I collaborated with Prof. Li Tianyuan of the Hubei Archeological Institute in the study of two virtually complete crania of H. erectus discovered at a middle Pleistocene locality in Yun county, Hubei in 1991. An article describing and interpreting these new finds written by Prof. Li and myself appeared in the June 4, 1992 issue of the British scientific journal Nature.
With Profs. Jia Lanpo and Li Tianyuan in Beijing
The Yunxian crania rank with Petralona, Broken Hill, Bodo and Sangiran 17 (don't worry you'll learn what these are in class) in their completeness and significance. My participation in the study of this material was the first direct collaboration since the 1930s between a Chinese and foreign paleoanthropologist in the description and analysis of new archaic fossil hominid remains from China. The timely publication of these important new specimens in Nature generated world-wide interest and focused attention on the rich fossil human record of China.
2) Joint Chinese-American study and excavation of early Paleolithic sites in the Nihewan basin of Hebei.
I was actively involved in developing the project's research design, getting the project started and bringing it to fruition.
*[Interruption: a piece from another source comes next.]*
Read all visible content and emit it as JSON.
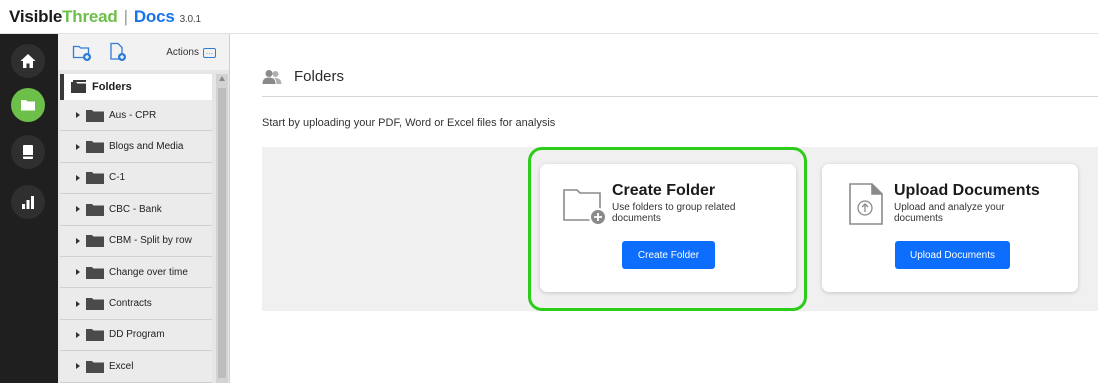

Prof. J. Desmond Clark of the Department of Anthropology, University of California, Berkeley was the principal investigator on the US side while Prof. Jia Lanpo of the Institute of Vertebrate Paleontology and Paleoanthropology (IVPP), Academia Sinica was his Chinese counterpart. This project, was a multi-year, multifaceted endeavor incorporating excavation and study of perhaps the earliest Paleolithic sites in Asia. We trained young Chinese archeologists in lithic analysis, faunal analysis and taphonomy through a series of on-the-spot workshops and formal seminars. These joint excavations were particularly significant because they represented the first direct collaboration between Chinese and foreign archeologists since the 1930s. The project was the first ever joint archeological excavation formally approved by the Cultural Relics Bureau of the Chinese State Council.
With Profs. N. Toth, K. Schick, J.D. Clark and Wei Qi at the early
Paleolithic site of Donggutuo in the Nihewan basin of Hebei province, north-central China.
I helped develop an exchange program between the Yunnan Provincial Museum (YPM) and the Laboratory for Human Evolutionary Studies (LHES) at Berkeley which allowed us to study Pliocene hominoid remains recovered at sites in the Yuanmou basin. Hominoids recovered to date from Yuanmou include a well-preserved juvenile hominoid face and palate as well as numerous upper and lower jaw fragments with in situ dentition and over 1000 isolated teeth of every dental type, dating from approximately 5 million years ago. One result of this study has been the reappraisal of fossils purported to be the earliest human remains from China. A comparison of this material with fossil ape specimens from Yuanmou unequivocally demonstrate their ape-like rather than human affinities.
Currently I am working with Chinese colleagues to develop a means to facilitate academic exchange and joint research between Chinese and foreign archeologists, anthropologists and pre-historians. Please click on the link above to visit the Center's website.